Not too long afterward, the USC Mafia looked set once again to influence my career. Another fellow alumnus was working on director John Carpenter’s now-classic horror film, “Halloween,” and needed an editing assistant. Unfortunately, this time I lost out to a union assistant who had worked on “Close Encounters of the Third Kind.”

My next feature was working on “The Fog.” I was a gopher for the art department, but I did meet the movie’s co-editor, who needed help doing dailies while he was cutting. (There was no pay, but it meant further feature editing experience.) After several months in post, the movie went into reshoots. I ended up getting paid for the reshoot and notched my first credit as an assistant editor.

Over the course of the next nine years, I built my feature resume with close to a dozen credits as an associate/assistant editor. All the films were non-union, which was the downside (flat-rate pay, no benefits). The upside? I had made a reputation as a hard worker and an excellent assistant.

My first and last movie of the week, “Broken Angel,” was in 1988. The production went union midway through filming. However, I was told by the Guild that post-production was not part of the agreement, and once again, I was out of luck.
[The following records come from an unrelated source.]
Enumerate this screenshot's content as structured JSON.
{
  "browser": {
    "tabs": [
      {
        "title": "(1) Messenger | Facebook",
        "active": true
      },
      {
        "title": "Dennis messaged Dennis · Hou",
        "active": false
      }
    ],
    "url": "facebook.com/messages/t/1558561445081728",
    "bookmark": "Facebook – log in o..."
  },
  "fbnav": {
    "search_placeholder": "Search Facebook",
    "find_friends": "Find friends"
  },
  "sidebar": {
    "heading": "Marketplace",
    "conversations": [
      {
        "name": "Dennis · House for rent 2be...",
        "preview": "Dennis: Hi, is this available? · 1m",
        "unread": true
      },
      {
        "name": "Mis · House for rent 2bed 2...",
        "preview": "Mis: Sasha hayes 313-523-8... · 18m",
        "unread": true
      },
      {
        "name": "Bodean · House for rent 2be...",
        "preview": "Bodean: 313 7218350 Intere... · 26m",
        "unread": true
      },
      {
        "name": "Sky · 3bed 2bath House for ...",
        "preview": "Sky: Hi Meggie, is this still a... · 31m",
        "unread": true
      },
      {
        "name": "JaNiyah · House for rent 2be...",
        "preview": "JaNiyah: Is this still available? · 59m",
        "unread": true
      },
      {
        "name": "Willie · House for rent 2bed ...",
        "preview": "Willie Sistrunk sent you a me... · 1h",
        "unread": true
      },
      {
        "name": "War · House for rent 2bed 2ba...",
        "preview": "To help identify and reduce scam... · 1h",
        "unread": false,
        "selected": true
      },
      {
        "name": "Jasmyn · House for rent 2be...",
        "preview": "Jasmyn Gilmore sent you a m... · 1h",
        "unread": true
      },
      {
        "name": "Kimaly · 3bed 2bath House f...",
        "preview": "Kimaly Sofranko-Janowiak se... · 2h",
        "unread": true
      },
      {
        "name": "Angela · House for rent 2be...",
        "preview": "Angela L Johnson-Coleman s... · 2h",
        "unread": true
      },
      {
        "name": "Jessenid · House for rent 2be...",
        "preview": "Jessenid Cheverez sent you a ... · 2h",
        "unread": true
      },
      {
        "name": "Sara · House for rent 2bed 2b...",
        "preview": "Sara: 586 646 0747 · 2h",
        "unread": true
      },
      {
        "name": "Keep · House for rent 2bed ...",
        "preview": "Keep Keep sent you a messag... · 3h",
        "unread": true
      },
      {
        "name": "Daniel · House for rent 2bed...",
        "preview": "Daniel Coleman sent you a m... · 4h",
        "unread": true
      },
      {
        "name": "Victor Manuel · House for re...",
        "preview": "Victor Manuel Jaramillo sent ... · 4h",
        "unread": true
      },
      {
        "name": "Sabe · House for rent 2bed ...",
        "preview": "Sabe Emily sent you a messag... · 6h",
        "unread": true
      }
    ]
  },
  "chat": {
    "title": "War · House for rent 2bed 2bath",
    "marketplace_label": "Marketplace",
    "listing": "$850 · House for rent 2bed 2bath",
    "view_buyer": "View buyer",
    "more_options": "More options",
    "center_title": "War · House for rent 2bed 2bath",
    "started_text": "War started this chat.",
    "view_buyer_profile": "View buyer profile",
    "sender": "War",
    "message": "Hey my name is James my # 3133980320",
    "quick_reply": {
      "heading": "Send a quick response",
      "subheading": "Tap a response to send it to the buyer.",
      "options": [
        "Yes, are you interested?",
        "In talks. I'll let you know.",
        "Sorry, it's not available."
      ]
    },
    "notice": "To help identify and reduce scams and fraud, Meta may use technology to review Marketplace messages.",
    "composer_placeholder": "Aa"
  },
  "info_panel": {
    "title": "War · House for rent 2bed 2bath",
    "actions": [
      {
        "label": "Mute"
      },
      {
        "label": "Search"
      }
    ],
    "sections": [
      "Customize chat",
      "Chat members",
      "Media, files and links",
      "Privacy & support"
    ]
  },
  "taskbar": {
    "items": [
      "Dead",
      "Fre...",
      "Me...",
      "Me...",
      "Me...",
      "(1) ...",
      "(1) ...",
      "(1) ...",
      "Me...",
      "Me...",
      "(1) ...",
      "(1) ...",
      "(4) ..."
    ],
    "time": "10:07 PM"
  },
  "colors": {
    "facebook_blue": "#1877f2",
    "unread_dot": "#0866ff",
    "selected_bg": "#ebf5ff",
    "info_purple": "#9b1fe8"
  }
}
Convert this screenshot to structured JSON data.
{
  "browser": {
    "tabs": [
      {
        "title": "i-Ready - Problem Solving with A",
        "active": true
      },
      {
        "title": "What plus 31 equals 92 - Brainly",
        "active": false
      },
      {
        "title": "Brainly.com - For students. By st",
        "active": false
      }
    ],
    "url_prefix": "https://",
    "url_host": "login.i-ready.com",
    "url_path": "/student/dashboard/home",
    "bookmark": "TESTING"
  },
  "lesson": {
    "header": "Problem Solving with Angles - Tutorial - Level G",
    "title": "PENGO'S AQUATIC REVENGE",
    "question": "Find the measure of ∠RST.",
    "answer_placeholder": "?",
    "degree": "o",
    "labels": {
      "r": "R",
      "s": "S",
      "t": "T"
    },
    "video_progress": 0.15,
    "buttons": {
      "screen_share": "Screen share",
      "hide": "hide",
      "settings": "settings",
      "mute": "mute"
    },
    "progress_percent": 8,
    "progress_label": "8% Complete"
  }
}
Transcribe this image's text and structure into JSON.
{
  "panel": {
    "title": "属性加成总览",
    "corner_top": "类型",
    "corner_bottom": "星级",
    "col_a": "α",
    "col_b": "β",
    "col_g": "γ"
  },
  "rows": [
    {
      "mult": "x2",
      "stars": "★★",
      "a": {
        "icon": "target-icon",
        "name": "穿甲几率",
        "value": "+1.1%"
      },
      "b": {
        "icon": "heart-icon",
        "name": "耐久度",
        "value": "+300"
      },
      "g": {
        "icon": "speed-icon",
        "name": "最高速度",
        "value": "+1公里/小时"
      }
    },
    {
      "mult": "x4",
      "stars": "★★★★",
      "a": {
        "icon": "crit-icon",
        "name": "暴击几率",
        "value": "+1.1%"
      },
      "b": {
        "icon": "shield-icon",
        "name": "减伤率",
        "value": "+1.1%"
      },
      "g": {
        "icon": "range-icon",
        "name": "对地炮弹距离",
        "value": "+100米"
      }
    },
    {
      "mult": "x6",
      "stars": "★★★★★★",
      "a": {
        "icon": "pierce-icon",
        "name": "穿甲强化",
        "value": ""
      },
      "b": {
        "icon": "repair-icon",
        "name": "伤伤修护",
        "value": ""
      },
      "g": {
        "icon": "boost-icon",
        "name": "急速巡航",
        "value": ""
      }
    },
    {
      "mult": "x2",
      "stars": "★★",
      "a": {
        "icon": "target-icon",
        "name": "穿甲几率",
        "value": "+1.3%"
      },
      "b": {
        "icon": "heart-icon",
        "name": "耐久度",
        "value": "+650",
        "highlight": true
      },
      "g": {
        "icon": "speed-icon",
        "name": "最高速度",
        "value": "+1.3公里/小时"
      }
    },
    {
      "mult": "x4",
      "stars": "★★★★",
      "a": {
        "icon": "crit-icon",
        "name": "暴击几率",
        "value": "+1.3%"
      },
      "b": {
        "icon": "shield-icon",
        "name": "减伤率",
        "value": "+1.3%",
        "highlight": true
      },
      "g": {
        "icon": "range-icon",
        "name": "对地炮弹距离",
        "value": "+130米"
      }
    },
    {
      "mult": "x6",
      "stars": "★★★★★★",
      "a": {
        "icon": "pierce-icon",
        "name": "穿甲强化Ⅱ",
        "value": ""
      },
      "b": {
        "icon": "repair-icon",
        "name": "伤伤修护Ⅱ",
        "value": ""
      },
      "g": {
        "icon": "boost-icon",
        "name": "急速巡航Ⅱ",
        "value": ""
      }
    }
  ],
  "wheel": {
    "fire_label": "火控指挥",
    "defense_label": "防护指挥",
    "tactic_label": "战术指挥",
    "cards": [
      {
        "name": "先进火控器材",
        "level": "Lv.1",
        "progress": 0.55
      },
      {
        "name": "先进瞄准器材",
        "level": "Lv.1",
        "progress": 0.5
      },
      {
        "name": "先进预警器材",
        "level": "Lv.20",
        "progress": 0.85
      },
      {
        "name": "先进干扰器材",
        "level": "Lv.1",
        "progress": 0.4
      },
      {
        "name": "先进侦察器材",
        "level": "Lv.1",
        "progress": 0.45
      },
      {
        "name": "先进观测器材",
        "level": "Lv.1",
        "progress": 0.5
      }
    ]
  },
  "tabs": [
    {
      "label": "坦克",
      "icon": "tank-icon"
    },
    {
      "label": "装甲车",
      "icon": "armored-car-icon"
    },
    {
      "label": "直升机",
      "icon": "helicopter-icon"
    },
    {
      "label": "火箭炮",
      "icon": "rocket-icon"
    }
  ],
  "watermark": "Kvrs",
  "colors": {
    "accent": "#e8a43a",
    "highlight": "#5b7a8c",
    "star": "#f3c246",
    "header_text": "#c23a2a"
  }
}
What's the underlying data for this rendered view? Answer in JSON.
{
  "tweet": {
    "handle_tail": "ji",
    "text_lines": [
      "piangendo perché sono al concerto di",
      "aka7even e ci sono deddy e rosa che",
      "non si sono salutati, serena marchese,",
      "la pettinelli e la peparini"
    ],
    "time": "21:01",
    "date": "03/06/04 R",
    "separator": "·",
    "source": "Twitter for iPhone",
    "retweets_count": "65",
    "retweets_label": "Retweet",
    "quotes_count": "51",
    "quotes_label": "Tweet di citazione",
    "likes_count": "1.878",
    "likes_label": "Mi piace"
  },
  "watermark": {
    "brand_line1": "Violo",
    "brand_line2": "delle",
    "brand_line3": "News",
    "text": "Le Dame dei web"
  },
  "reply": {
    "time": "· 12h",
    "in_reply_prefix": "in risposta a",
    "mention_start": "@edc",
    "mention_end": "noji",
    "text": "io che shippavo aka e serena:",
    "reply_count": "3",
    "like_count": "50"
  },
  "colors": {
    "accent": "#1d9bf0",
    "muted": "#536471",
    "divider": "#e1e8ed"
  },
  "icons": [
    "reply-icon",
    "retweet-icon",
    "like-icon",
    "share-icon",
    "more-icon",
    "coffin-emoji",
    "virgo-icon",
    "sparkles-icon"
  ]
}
Twelve years had passed since my career launch — but the zeitgeist of the film business was changing. Independent movies were flourishing and opening up the industry to new voices and new audiences. What’s more, unionism was under new threats from the Reagan administration and its anti-labor policies.

I spoke to a Guild representative about my situation. The rep did some research and determined that through my movie-of-the-week work I had, indeed met the criteria for union membership.

Finally, at long last, I became a union member.

That wasn’t the end of career struggles, of course. I still had to find jobs!

I got lucky and was hired on a non-union movie directed by James Cameron, “The Abyss.” That meant going on location. After returning to Los Angeles, “The Abyss” was union-organized and I reaped the long-awaited benefits of working on a union project.

My last USC Mafia connection was made with Walter Murch (an original member of the USC Mafia), who agreed to take the editor’s position on “House of Cards” and do a recut. Editorial would be at Skywalker Ranch near his Bolinas home because Walter needed to be in the San Francisco area for future project meetings.

The producers offered me the job at Skywalker to work with Walter. Taking the job would be a career-changer. He became my mentor and, most important, a friend. I worked with Walter on four more union films over the following years.

Today, I’m retired as a lifetime member of the Guild with the benefits that I earned and enjoy to this day. It’s been quite a journey and for that I say: Hallelujah!

Joe Woo Jr. is a retired Assistant Editor whose credits include “House of Cards,” “The Abyss” and “Crimes of Passion.”